Questions to ask about targeted therapy
The following are questions that you can ask the healthcare team about targeted therapy treatment. Choose the questions that fit your or your child’s situation and add questions of your own. You may find it helpful to take the list to the next doctor’s appointment and to write down the answers.
- What is targeted therapy?
- What are the benefits and risks of targeted therapy?
- What type of targeted therapy will I be given?
- What are the brand and generic names of the drug(s)? What is the correct spelling?
- How is targeted therapy given? How often?
- Where will targeted therapy take place?
- Does targeted therapy require a hospital stay? If so, for how long?
- Can a support person (partner, parent or friend) stay during targeted therapy?
- Can any treatment be done at home? Is any special equipment or training needed?
- How long will targeted therapy last?
- What are the chances it will be successful? When will we know?
- Is any preparation needed for targeted therapy?
- What tests are done during targeted therapy?
- Will other treatments (like radiation therapy or biological therapy) be used at the same time as targeted therapy?
- Are any immunizations or vaccinations needed before targeted therapy starts?
- Will the drug(s) interact with any over-the-counter drugs (for example, Tylenol) or vitamins?
- What are possible side effects of targeted therapy? When would they start? How long do they usually last?
- Which side effects should I report right away? Who do I call?
- What can be done to treat side effects?
- Is a special diet needed? Are there any foods that interact with the targeted therapy drugs?
- Are there special things that I should or should not do during or after targeted therapy?
- Will targeted therapy affect my usual activities? If so, for how long?
- Will there be other treatments after targeted therapy? If so, what kind?
- When are follow-up visits scheduled? Who is responsible for follow-up after targeted therapy?
After seeing a Canadian Cancer Society call for volunteers in a newspaper, Rosemary knew that this was her opportunity to get started.
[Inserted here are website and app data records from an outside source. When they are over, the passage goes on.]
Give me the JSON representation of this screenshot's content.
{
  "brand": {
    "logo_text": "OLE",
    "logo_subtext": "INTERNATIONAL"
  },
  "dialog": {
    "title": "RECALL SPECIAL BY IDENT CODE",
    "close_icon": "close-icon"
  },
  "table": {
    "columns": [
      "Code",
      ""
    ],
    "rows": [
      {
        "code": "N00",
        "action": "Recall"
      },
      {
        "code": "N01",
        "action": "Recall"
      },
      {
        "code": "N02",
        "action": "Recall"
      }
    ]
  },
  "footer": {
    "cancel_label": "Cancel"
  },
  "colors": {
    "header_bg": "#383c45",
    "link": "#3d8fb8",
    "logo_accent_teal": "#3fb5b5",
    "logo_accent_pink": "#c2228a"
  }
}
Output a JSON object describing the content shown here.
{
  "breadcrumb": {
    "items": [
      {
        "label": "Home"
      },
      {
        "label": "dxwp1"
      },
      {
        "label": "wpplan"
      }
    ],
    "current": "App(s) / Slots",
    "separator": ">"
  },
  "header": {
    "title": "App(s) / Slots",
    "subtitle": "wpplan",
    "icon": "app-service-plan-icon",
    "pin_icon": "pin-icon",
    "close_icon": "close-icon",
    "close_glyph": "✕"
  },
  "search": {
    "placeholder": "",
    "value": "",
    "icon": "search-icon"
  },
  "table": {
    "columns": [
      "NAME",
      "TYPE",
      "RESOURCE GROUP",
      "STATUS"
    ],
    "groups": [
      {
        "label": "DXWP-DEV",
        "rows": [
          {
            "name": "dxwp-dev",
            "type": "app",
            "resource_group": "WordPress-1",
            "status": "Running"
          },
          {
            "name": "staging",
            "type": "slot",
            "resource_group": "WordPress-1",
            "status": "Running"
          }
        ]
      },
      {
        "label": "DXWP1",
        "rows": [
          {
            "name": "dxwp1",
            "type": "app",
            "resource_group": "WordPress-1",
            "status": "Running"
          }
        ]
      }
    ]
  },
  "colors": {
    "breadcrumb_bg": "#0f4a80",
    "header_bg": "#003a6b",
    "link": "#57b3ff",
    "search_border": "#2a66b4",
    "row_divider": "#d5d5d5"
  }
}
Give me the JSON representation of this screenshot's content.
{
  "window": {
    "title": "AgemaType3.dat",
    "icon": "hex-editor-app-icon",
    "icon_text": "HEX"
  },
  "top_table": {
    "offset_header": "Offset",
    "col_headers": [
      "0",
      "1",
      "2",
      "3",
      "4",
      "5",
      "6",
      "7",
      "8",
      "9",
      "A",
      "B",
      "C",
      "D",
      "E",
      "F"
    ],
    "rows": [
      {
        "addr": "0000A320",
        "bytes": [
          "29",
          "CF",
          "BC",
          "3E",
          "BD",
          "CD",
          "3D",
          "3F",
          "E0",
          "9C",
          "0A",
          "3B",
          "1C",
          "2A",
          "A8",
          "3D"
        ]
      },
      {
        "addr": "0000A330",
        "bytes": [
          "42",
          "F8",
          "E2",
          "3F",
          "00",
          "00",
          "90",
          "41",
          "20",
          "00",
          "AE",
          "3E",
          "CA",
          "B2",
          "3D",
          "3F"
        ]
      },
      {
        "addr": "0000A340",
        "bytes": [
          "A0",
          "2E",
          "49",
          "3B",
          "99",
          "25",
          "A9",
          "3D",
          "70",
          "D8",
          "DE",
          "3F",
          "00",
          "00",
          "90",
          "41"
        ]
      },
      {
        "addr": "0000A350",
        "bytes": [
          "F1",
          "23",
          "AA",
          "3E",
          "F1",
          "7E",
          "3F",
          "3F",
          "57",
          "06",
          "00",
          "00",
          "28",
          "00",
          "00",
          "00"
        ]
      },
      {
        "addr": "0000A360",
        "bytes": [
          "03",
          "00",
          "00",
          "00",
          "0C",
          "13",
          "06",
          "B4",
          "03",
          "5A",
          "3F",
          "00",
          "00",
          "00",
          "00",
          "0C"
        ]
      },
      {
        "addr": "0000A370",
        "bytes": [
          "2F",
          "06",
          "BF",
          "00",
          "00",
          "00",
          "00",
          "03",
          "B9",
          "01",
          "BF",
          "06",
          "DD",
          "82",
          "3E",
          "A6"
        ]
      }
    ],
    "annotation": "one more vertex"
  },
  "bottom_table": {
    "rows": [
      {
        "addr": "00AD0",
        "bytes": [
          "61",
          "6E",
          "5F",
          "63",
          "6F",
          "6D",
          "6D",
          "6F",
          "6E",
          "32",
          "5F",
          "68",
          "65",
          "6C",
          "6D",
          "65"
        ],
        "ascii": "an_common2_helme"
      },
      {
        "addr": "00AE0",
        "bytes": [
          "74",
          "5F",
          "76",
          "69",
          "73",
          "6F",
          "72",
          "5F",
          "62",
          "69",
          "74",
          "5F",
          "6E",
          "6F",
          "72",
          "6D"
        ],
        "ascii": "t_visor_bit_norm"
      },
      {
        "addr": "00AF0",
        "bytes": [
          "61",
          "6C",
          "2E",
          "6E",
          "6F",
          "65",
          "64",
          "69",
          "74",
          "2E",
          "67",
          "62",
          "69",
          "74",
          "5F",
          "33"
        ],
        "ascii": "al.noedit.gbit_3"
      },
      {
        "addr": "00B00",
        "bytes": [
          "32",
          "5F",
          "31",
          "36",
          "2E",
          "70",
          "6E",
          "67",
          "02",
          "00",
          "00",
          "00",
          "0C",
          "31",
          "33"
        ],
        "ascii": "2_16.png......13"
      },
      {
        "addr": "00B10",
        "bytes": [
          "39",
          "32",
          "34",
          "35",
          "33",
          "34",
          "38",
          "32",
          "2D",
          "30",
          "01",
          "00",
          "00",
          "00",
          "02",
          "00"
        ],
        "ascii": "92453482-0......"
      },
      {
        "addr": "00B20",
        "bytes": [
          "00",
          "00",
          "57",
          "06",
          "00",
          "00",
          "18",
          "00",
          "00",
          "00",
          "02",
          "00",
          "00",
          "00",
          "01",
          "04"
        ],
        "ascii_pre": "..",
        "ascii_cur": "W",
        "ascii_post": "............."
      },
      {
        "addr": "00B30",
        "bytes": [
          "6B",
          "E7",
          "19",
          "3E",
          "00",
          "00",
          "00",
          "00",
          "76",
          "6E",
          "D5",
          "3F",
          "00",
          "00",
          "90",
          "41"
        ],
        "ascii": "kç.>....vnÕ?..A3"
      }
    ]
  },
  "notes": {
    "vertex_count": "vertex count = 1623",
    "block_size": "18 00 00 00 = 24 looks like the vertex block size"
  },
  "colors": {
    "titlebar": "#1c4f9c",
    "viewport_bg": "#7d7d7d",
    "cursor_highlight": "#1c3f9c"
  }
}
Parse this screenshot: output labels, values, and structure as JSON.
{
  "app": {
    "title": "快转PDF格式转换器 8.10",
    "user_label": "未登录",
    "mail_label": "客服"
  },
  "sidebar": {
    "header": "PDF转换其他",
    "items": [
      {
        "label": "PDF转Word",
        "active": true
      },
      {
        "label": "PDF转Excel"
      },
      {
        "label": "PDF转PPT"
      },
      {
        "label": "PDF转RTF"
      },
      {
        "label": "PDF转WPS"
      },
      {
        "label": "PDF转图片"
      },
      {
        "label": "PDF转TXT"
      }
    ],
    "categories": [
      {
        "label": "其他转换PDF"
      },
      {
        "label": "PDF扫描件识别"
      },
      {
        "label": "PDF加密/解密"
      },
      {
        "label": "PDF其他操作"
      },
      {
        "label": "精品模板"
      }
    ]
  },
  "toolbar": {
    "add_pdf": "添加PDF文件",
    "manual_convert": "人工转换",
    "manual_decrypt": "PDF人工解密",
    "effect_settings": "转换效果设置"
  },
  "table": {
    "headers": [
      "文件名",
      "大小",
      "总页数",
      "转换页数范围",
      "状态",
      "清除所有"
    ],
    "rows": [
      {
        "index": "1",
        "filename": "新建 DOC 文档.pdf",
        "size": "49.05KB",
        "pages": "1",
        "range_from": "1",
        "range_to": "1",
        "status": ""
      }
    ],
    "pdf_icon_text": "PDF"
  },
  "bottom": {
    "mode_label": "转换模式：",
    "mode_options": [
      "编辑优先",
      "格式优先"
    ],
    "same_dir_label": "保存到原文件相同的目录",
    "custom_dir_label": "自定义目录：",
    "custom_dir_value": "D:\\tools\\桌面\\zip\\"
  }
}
What’s the lifetime risk of getting cancer?
The latest Canadian Cancer Statistics report shows about half of Canadians are expected to be diagnosed with cancer in their lifetime.